-- The annualized growth rate of "real final sales of domestic product" was revised sharply upward to 2.36%, some 0.46% above the prior report and now at the same level as reported for the first quarter of 2012.

-- Real per-capita disposable income was down $20 during the quarter (to $32,691 per year). This is down $73 from the $32,764 reported for the 1st quarter of 2011, now some 6 quarters ago. The reported annualized contraction rate of -0.24% benefits from the relatively low deflaters used by the BEA. If per-capita disposable income were "deflated" using the BLS CPI-U (which presumably is what consumers actually experience when spending their incomes) the annualized contraction rate for per capita consumer spending power is more like -3.65%.

The Numbers (as Revised)

As a quick reminder, the classic definition of the GDP can be summarized with the following equation:

GDP = private consumption + gross private investment + government spending + (exports - imports)


or, as it is commonly expressed in algebraic shorthand:

GDP = C + I + G + (X-M)


In the new report the values for that equation (total dollars, percentage of the total GDP, and contribution to the final percentage growth number) are as follows:

The quarter-to-quarter changes in the contributions that various components make to the overall GDP can be best understood from the table below, which breaks out the component contributions in more detail and over time. In the table we have split the "C" component into goods and services, split the "I" component into fixed investment and inventories, separated exports from imports, added a line for the BEA's "Real Finals Sales of Domestic Product" and listed the quarters in columns with the most current to the left:


Summary

Nearly all of the detail in this revised report showed some improvement from the prior estimate. And the roughly 3% headline growth rate is well within the range of what we should be expecting some 13 quarters into an economic "recovery." However, removing the impact of the governmental spending surge, growing inventories and foreign trade removes over three-fifths of the apparent growth.

Recapping the issues that merit caution moving forward:

-- About a quarter of the headline growth rate came from a surge in governmental spending.

-- Inventory growth also contributed about a quarter of the headline growth rate. The BEA's inventory valuations are notoriously dependent on the deflators used, and the wild fluctuation of these numbers from earlier reports raises at least some concerns about their credibility. But even assuming that the reported numbers are correct, substantial growth in current inventories does not bode well for factory production schedules in future quarters.

-- The continued contraction of per-capita disposable income means that households are under sustained pressure. Any growth in consumer spending is not coming from fatter paychecks -- it is coming instead from other sources, including refinancing, strategic defaults, reduced personal savings (which now reportedly shrank by $25.9 billion during the quarter) and increased student loans.

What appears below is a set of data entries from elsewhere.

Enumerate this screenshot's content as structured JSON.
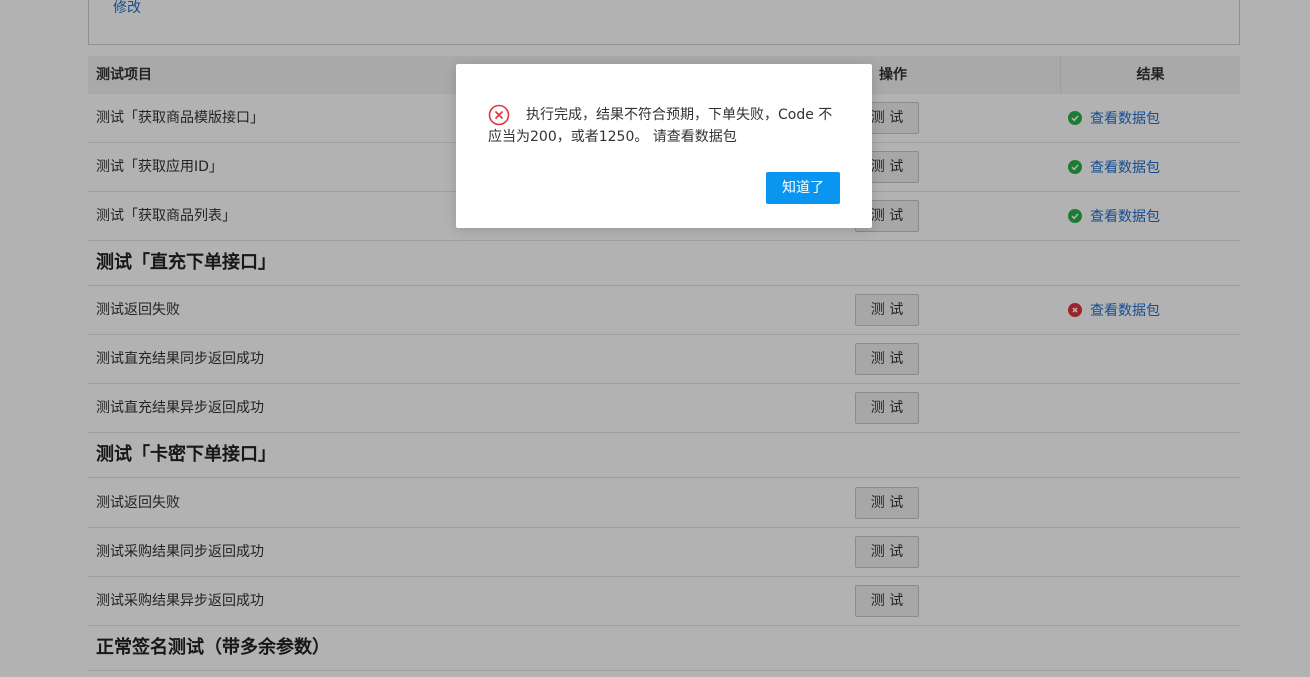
{
  "top": {
    "edit_link": "修改"
  },
  "table": {
    "headers": {
      "item": "测试项目",
      "action": "操作",
      "result": "结果"
    },
    "test_button_label": "测 试",
    "result_link_label": "查看数据包"
  },
  "rows_group1": [
    {
      "label": "测试「获取商品模版接口」",
      "status": "success"
    },
    {
      "label": "测试「获取应用ID」",
      "status": "success"
    },
    {
      "label": "测试「获取商品列表」",
      "status": "success"
    }
  ],
  "section_direct": {
    "title": "测试「直充下单接口」"
  },
  "rows_direct": [
    {
      "label": "测试返回失败",
      "status": "error"
    },
    {
      "label": "测试直充结果同步返回成功",
      "status": "none"
    },
    {
      "label": "测试直充结果异步返回成功",
      "status": "none"
    }
  ],
  "section_card": {
    "title": "测试「卡密下单接口」"
  },
  "rows_card": [
    {
      "label": "测试返回失败",
      "status": "none"
    },
    {
      "label": "测试采购结果同步返回成功",
      "status": "none"
    },
    {
      "label": "测试采购结果异步返回成功",
      "status": "none"
    }
  ],
  "section_sign": {
    "title": "正常签名测试（带多余参数）"
  },
  "dialog": {
    "icon": "error-circle-icon",
    "message": "执行完成，结果不符合预期，下单失败，Code 不应当为200，或者1250。 请查看数据包",
    "ok_label": "知道了"
  },
  "colors": {
    "link": "#1f6fd0",
    "success": "#2db14a",
    "error": "#e3343f",
    "primary_button": "#0a96f0"
  }
}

Consumer Metrics InstituteTM
Home of Daily Consumer Leading Indicators

http://www.consumerindexes.com

© 2012 Copyright Consumer Metrics Institute - All Rights Reserved Disclaimer: The above is a matter of opinion provided for general information purposes only and is not intended as investment advice. Information and analysis above are derived from sources and utilising methods believed to be reliable, but we cannot accept responsibility for any losses you may incur as a result of this analysis. Individuals should consult with their personal financial advisors.

Consumer Metrics Institute Archive

© 2005-2014 http://www.MarketOracle.co.uk - The Market Oracle is a FREE Daily Financial Markets Analysis & Forecasting online publication.


Post Comment

Only logged in users are allowed to post comments. Register/ Log in

Free Report - Financial Markets 2014